(Data excerpts)
========
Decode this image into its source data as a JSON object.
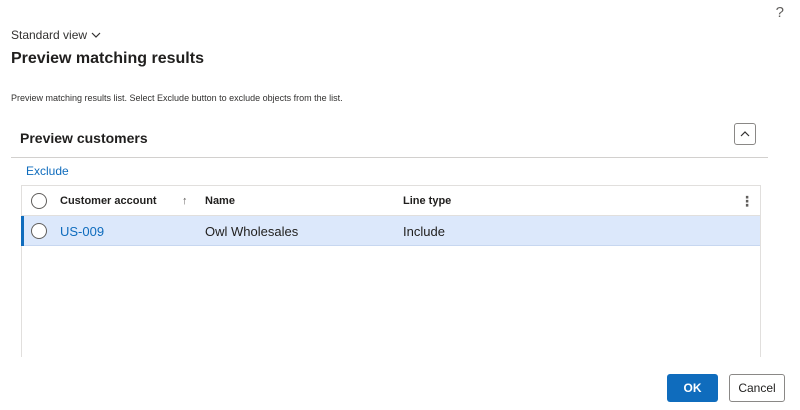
{
  "help": {
    "icon": "question-mark-icon",
    "label": "?"
  },
  "view": {
    "label": "Standard view",
    "icon": "chevron-down-icon"
  },
  "page": {
    "title": "Preview matching results",
    "description": "Preview matching results list. Select Exclude button to exclude objects from the list."
  },
  "section": {
    "title": "Preview customers",
    "collapse_icon": "chevron-up-icon"
  },
  "toolbar": {
    "exclude_label": "Exclude"
  },
  "grid": {
    "columns": {
      "account": "Customer account",
      "sort_indicator": "↑",
      "name": "Name",
      "line_type": "Line type",
      "more": "⋮"
    },
    "rows": [
      {
        "account": "US-009",
        "name": "Owl Wholesales",
        "line_type": "Include",
        "selected": true
      }
    ]
  },
  "actions": {
    "ok_label": "OK",
    "cancel_label": "Cancel"
  },
  "colors": {
    "accent": "#0f6cbd",
    "selected_row": "#dce8fb"
  }
}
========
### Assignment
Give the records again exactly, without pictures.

### Exercise solution
Decode this image into its source data as a JSON object.
{
  "help": {
    "icon": "question-mark-icon",
    "label": "?"
  },
  "view": {
    "label": "Standard view",
    "icon": "chevron-down-icon"
  },
  "page": {
    "title": "Preview matching results",
    "description": "Preview matching results list. Select Exclude button to exclude objects from the list."
  },
  "section": {
    "title": "Preview customers",
    "collapse_icon": "chevron-up-icon"
  },
  "toolbar": {
    "exclude_label": "Exclude"
  },
  "grid": {
    "columns": {
      "account": "Customer account",
      "sort_indicator": "↑",
      "name": "Name",
      "line_type": "Line type",
      "more": "⋮"
    },
    "rows": [
      {
        "account": "US-009",
        "name": "Owl Wholesales",
        "line_type": "Include",
        "selected": true
      }
    ]
  },
  "actions": {
    "ok_label": "OK",
    "cancel_label": "Cancel"
  },
  "colors": {
    "accent": "#0f6cbd",
    "selected_row": "#dce8fb"
  }
}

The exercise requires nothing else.